His passion for the Fine Arts, directs him toward this path in New York, where he works as a colorist in a photography studio. After some years, he opens his own studio and then promptly achieves fame as a noted portraitist.
In 1883, Collazo returns to Cuba after this prolonged absence and settles in Havana, where he remains for some years until moving permanently to France. When Collazo returns to Havana, he has become a painter with a thorough mastery of technique. Julián del Casal in his Crónicas describes his luxurious studio, which was frequented by arts aficionados and a select clientele in search of a good portrait.

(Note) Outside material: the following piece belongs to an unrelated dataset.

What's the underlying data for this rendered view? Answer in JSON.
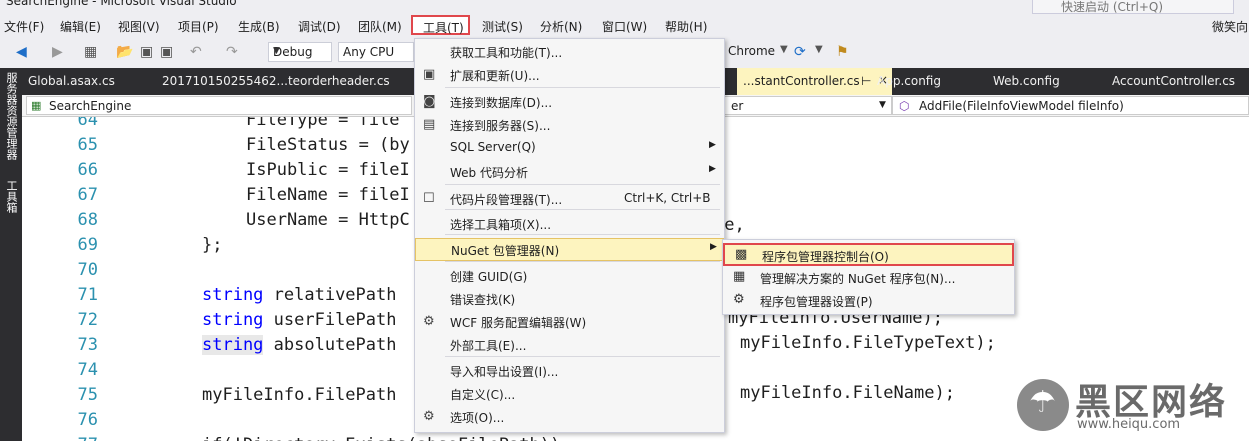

Besides being a memorable portrait painter, the artist also realized landscapes and composition pieces. With technical dexterity and a rich chromatic gamut, he is capable of achieving splendid grays charged with pigments. His work is dominated by his characteristically elegant drawing. His models are always refined, to the point of rejecting professionals and utilizing friends and family members in his compositions. Two of his most distinctive works, La siesta, 1886 (The Nap) and Dama sentada a orillas del mar, 1891 (Lady Seated by the Seashore) are displayed at the National Museum of Fine Arts. Collazo died in Paris in 1896.